Garland plays an innocent young city lass setting out on a train for the Wild West in the hopes of being a mail-order bride to a wealthy cowboy. She meets a group of other young ladies on the train who are travelling out to work at a chain restaurant location, hence the title of the film. When her marriage proposal falls through, she gets a job with the Harvey Girls and runs afoul of the devious but charming owner of the competing town saloon (Hodiak).

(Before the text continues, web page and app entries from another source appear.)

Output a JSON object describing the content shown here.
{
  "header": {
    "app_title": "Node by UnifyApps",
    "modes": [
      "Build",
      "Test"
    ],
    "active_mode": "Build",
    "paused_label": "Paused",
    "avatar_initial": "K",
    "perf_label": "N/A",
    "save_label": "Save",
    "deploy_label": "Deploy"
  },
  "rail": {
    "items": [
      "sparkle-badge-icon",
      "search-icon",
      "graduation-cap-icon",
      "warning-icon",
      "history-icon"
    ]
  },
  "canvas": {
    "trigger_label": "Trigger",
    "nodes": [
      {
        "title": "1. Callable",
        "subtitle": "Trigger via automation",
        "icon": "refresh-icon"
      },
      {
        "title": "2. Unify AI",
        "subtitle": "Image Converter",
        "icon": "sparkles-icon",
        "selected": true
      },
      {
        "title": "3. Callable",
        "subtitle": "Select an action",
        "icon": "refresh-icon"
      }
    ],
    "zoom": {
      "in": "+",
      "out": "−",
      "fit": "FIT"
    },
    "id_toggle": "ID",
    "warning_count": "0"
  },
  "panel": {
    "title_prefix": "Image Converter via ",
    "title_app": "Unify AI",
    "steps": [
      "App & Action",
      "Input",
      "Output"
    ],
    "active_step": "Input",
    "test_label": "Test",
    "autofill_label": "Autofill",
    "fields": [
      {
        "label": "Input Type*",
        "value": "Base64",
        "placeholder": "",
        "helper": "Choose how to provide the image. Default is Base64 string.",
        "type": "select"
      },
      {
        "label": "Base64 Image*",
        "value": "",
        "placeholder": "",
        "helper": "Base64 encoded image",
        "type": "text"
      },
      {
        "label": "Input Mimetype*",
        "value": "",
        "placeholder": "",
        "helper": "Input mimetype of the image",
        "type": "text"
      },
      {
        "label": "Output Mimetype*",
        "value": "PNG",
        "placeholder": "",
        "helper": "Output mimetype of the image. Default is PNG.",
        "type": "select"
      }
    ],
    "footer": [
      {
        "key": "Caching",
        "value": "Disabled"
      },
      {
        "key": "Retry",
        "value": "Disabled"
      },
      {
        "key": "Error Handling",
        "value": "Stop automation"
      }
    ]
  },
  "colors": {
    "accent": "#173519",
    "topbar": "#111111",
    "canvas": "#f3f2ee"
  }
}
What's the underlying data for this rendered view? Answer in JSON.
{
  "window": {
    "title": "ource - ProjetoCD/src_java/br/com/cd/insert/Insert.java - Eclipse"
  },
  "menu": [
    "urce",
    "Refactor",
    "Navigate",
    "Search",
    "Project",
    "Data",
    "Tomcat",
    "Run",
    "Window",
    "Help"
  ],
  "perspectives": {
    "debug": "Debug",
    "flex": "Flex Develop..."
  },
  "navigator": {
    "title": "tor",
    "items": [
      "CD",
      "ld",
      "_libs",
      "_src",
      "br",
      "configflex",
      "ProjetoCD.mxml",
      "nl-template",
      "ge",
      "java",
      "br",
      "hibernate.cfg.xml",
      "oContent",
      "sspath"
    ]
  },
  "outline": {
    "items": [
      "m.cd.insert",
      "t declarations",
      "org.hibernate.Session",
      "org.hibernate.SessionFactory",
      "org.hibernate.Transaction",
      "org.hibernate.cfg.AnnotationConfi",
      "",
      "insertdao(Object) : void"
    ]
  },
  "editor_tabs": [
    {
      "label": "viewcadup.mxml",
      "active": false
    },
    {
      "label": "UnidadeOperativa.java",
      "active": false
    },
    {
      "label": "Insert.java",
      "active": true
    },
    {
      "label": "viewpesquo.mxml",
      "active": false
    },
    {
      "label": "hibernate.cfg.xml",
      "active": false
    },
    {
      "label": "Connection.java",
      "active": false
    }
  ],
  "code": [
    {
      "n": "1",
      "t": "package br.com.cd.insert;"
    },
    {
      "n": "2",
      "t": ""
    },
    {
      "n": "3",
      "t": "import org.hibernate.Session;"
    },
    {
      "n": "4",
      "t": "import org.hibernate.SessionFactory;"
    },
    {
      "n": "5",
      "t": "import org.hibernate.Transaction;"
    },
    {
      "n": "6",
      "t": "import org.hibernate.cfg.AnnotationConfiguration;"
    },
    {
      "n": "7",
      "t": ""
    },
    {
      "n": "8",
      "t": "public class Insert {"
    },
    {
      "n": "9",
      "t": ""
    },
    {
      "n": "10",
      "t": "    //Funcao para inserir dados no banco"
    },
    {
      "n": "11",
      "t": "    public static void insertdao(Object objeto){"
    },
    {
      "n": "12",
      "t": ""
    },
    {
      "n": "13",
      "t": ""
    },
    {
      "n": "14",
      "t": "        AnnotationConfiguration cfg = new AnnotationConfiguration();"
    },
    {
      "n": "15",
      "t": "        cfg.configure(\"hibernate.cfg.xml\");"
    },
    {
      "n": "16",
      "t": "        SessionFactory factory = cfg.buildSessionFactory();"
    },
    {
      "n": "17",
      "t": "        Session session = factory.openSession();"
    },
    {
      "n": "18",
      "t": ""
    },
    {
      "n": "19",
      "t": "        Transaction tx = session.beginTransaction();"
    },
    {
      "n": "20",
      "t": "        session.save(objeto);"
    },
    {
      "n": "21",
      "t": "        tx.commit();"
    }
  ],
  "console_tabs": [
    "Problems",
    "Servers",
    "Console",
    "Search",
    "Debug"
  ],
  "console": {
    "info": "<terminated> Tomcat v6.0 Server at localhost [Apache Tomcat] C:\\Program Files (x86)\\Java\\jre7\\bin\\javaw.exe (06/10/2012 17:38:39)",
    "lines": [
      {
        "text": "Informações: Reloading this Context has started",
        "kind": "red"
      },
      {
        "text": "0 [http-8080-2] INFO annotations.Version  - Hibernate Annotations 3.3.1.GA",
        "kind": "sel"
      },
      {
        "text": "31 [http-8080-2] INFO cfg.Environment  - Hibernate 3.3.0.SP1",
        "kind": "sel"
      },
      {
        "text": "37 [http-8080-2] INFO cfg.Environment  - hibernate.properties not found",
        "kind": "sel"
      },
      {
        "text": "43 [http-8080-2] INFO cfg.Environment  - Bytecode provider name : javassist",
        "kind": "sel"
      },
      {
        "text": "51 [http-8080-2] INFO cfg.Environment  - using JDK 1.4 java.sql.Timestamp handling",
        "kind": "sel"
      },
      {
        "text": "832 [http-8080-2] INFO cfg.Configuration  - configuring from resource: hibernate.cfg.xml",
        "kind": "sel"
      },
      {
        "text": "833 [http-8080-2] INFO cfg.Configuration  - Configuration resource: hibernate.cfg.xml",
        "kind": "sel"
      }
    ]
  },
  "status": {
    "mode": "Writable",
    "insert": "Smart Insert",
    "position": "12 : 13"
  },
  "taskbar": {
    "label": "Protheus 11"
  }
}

The story mostly peters out about halfway through the film, leaving the back half for one musical number after another. While the lack of plot development is unfortunate, the extra space for songs ensures that the other talent gets more opportunity to shine. Specifically, it’s especially rewarding to see Garland and Ray Bolger performing together, years after their legendary casting in The Wizard of Oz, and it’s almost as much fun to see a young Angela Lansbury as a saloon showgirl playing opposite Garland and showing off her singing and dancing chops on stage. Cyd Charisse is also briefly on board, but only while singing a conventional romantic ballad with a man, not revealing any of her electrifying dance moves that would thrill theater goers in the years to follow.
The best bonus features are three fully produced but deleted musical numbers, and while it’s easy to see why they were dropped from the final film, it’s a real treat to have them preserved here. Other than that, the bonus features are filled with audio-only scoring stage sessions of most of the musical tracks in the film, including alternate takes. There’s also a legacy commentary track for the film recorded by director George Sidney, as well as a trailer.
The new Blu-ray features a new 1080p HD restoration from a 4K scan of the original nitrate Technicolor negatives, making for incredibly clean and vibrant image quality with no hint of flaws or degradation. The colors are slightly muted as expected for the era, but maintain rock-solid consistency throughout each scene. Film grain is evident but wholly unobjectionable. The soundtrack is presented in DTS-HD Master Audio 2.0, a fine soundstage for the film’s many musical numbers. This is almost certainly the best the film has ever been presented, including its original theatrical release, making it an essential purchase for Garland completionists and MGM musical fans. While the film may not represent the best of the classic MGM musicals, there’s enough entertainment included to make it worth a viewing for even the most casual musical fans.